Rebels battle in heart of Damascus
The monitoring mission's fate is unclear with its mandate expiring in two days. Kofi Annan, the international mediator behind a peace plan, said he was disappointed.
Most attention is now on the streets. Experts say the next few days will be critical in showing how well the government can recover from the double blow of losing its top security officials and their image of untouchable might.
"Everyone is looking now at how well Assad can maintain the command structure. The killings yesterday were a huge blow, but not fatal," said a Western diplomat following Syria.Western officials fear civil war could spill across borders.
Areas of Damascus without fighting were largely deserted.
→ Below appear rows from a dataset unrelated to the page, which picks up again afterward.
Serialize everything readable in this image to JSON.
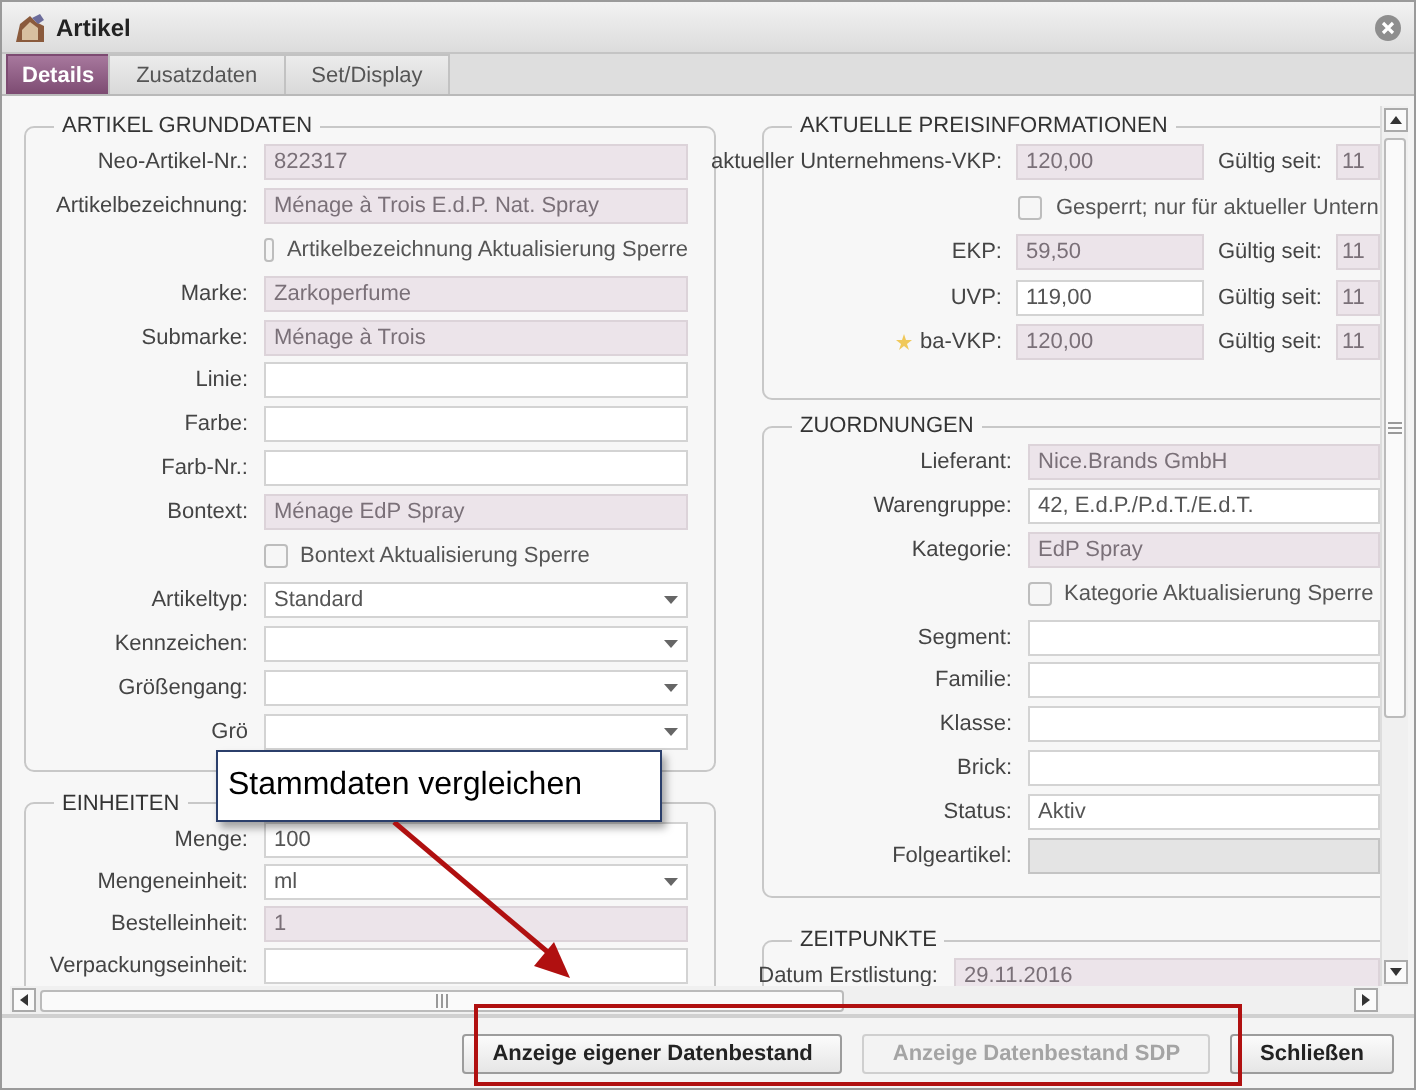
{
  "window": {
    "title": "Artikel"
  },
  "tabs": [
    {
      "label": "Details",
      "selected": true
    },
    {
      "label": "Zusatzdaten",
      "selected": false
    },
    {
      "label": "Set/Display",
      "selected": false
    }
  ],
  "left_column": [
    {
      "title": "ARTIKEL GRUNDDATEN",
      "rows": [
        {
          "kind": "text",
          "label": "Neo-Artikel-Nr.:",
          "value": "822317",
          "readonly": true,
          "disabled": false
        },
        {
          "kind": "text",
          "label": "Artikelbezeichnung:",
          "value": "Ménage à Trois E.d.P. Nat. Spray",
          "readonly": true,
          "disabled": false
        },
        {
          "kind": "checkbox",
          "label": "Artikelbezeichnung Aktualisierung Sperre",
          "checked": false
        },
        {
          "kind": "text",
          "label": "Marke:",
          "value": "Zarkoperfume",
          "readonly": true,
          "disabled": false
        },
        {
          "kind": "text",
          "label": "Submarke:",
          "value": "Ménage à Trois",
          "readonly": true,
          "disabled": false
        },
        {
          "kind": "text",
          "label": "Linie:",
          "value": "",
          "readonly": false,
          "disabled": false
        },
        {
          "kind": "text",
          "label": "Farbe:",
          "value": "",
          "readonly": false,
          "disabled": false
        },
        {
          "kind": "text",
          "label": "Farb-Nr.:",
          "value": "",
          "readonly": false,
          "disabled": false
        },
        {
          "kind": "text",
          "label": "Bontext:",
          "value": "Ménage EdP Spray",
          "readonly": true,
          "disabled": false
        },
        {
          "kind": "checkbox",
          "label": "Bontext Aktualisierung Sperre",
          "checked": false
        },
        {
          "kind": "select",
          "label": "Artikeltyp:",
          "value": "Standard"
        },
        {
          "kind": "select",
          "label": "Kennzeichen:",
          "value": ""
        },
        {
          "kind": "select",
          "label": "Größengang:",
          "value": ""
        },
        {
          "kind": "select",
          "label": "Grö",
          "value": ""
        }
      ]
    },
    {
      "title": "EINHEITEN",
      "rows": [
        {
          "kind": "text",
          "label": "Menge:",
          "value": "100",
          "readonly": false,
          "disabled": false
        },
        {
          "kind": "select",
          "label": "Mengeneinheit:",
          "value": "ml"
        },
        {
          "kind": "text",
          "label": "Bestelleinheit:",
          "value": "1",
          "readonly": true,
          "disabled": false
        },
        {
          "kind": "text",
          "label": "Verpackungseinheit:",
          "value": "",
          "readonly": false,
          "disabled": false
        }
      ]
    }
  ],
  "right_column": [
    {
      "title": "AKTUELLE PREISINFORMATIONEN",
      "rows": [
        {
          "kind": "price",
          "label": "aktueller Unternehmens-VKP:",
          "value": "120,00",
          "readonly": true,
          "disabled": false,
          "since_label": "Gültig seit:",
          "since_value": "11"
        },
        {
          "kind": "checkbox",
          "label": "Gesperrt; nur für aktueller Untern",
          "checked": false
        },
        {
          "kind": "price",
          "label": "EKP:",
          "value": "59,50",
          "readonly": true,
          "disabled": false,
          "since_label": "Gültig seit:",
          "since_value": "11"
        },
        {
          "kind": "price",
          "label": "UVP:",
          "value": "119,00",
          "readonly": false,
          "disabled": false,
          "since_label": "Gültig seit:",
          "since_value": "11"
        },
        {
          "kind": "price",
          "label": "ba-VKP:",
          "value": "120,00",
          "readonly": true,
          "disabled": false,
          "starred": true,
          "since_label": "Gültig seit:",
          "since_value": "11"
        }
      ]
    },
    {
      "title": "ZUORDNUNGEN",
      "rows": [
        {
          "kind": "text",
          "label": "Lieferant:",
          "value": "Nice.Brands GmbH",
          "readonly": true,
          "disabled": false
        },
        {
          "kind": "text",
          "label": "Warengruppe:",
          "value": "42, E.d.P./P.d.T./E.d.T.",
          "readonly": false,
          "disabled": false
        },
        {
          "kind": "text",
          "label": "Kategorie:",
          "value": "EdP Spray",
          "readonly": true,
          "disabled": false
        },
        {
          "kind": "checkbox",
          "label": "Kategorie Aktualisierung Sperre",
          "checked": false
        },
        {
          "kind": "text",
          "label": "Segment:",
          "value": "",
          "readonly": false,
          "disabled": false
        },
        {
          "kind": "text",
          "label": "Familie:",
          "value": "",
          "readonly": false,
          "disabled": false
        },
        {
          "kind": "text",
          "label": "Klasse:",
          "value": "",
          "readonly": false,
          "disabled": false
        },
        {
          "kind": "text",
          "label": "Brick:",
          "value": "",
          "readonly": false,
          "disabled": false
        },
        {
          "kind": "text",
          "label": "Status:",
          "value": "Aktiv",
          "readonly": false,
          "disabled": false
        },
        {
          "kind": "text",
          "label": "Folgeartikel:",
          "value": "",
          "readonly": false,
          "disabled": true
        }
      ]
    },
    {
      "title": "ZEITPUNKTE",
      "rows": [
        {
          "kind": "text",
          "label": "Datum Erstlistung:",
          "value": "29.11.2016",
          "readonly": true,
          "disabled": false
        }
      ]
    }
  ],
  "buttons": [
    {
      "label": "Anzeige eigener Datenbestand",
      "disabled": false
    },
    {
      "label": "Anzeige Datenbestand SDP",
      "disabled": true
    },
    {
      "label": "Schließen",
      "disabled": false
    }
  ],
  "callout": {
    "text": "Stammdaten vergleichen"
  }
}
Residents said the roads to many southern districts where fighting was heaviest were closed or peppered with
Syrian TV flashed a warning on its screen, telling residents gunmen disguised in Republican Guard uniforms were spreading through Damascus "planning to commit crimes and attack people".
Activists said real Republican Guard forces were in the Midan district. "We tapped into their walkie-talkies ... we are afraid of a massacre," activist Samir al-Shami
said."Everyone in the neighbourhood is arming themselves. Some with machineguns, some with shotguns. Some even just with
knives," one resident near Midan said.
"I can't even tell you what is going on outside because I've shuttered the windows and
locked the doors. I just hear every now and then the gunfire, it's like it's in the room," said another resident near Midan reached by telephone.
People fleeing violent areas began searching for safe havens, some even taking refuge in the marble courtyards of the ancient Umayyad Mosque in Damascus's historic Old City.
"We tried to find cheap hotels but all of them were full with other people who fled. So we came here to the mosque and said look, we have nowhere to go, nowhere to sleep," one woman in the group told a resident who toured the area,
The bombing yesterday seemed part of a coordinated assault on the capital that has escalated since the start of the week. Rebels call it the "liberation of Damascus" after
months of fierce clashes that activists say have killed 17,000 people.
A security source said the bomber who struck inside the security headquarters was a bodyguard for Mr Assad's inner circle. Anti-Assad groups claimed responsibility.
UN secretary general Ban Ki-moon condemned the Damascus blast and expressed grave concern over the use of heavy weapons.
"Time is of the essence," he said. “The Syrian people have suffered for too long. The bloodshed must end now."
While fighting rages in Damascus, clashes and shelling have also continued elsewhere across the country.Rebels said they had "liberated" the town of Azaz in northern Aleppo province, bordering Turkey.
Activists also published video of the town of Talbiseh, in central Homs province, being sprayed with gunfire from helicopters above.
Fighting also erupted near the Syrian-Israeli frontier, and Israel promptly responded saying it would not accept refugees.
"In the event of the regime's downfall, which could happen... (Israeli forces) here are alert and ready, and if we have to stop waves of refugees, we will stop them," defence minister Ehud Barak said.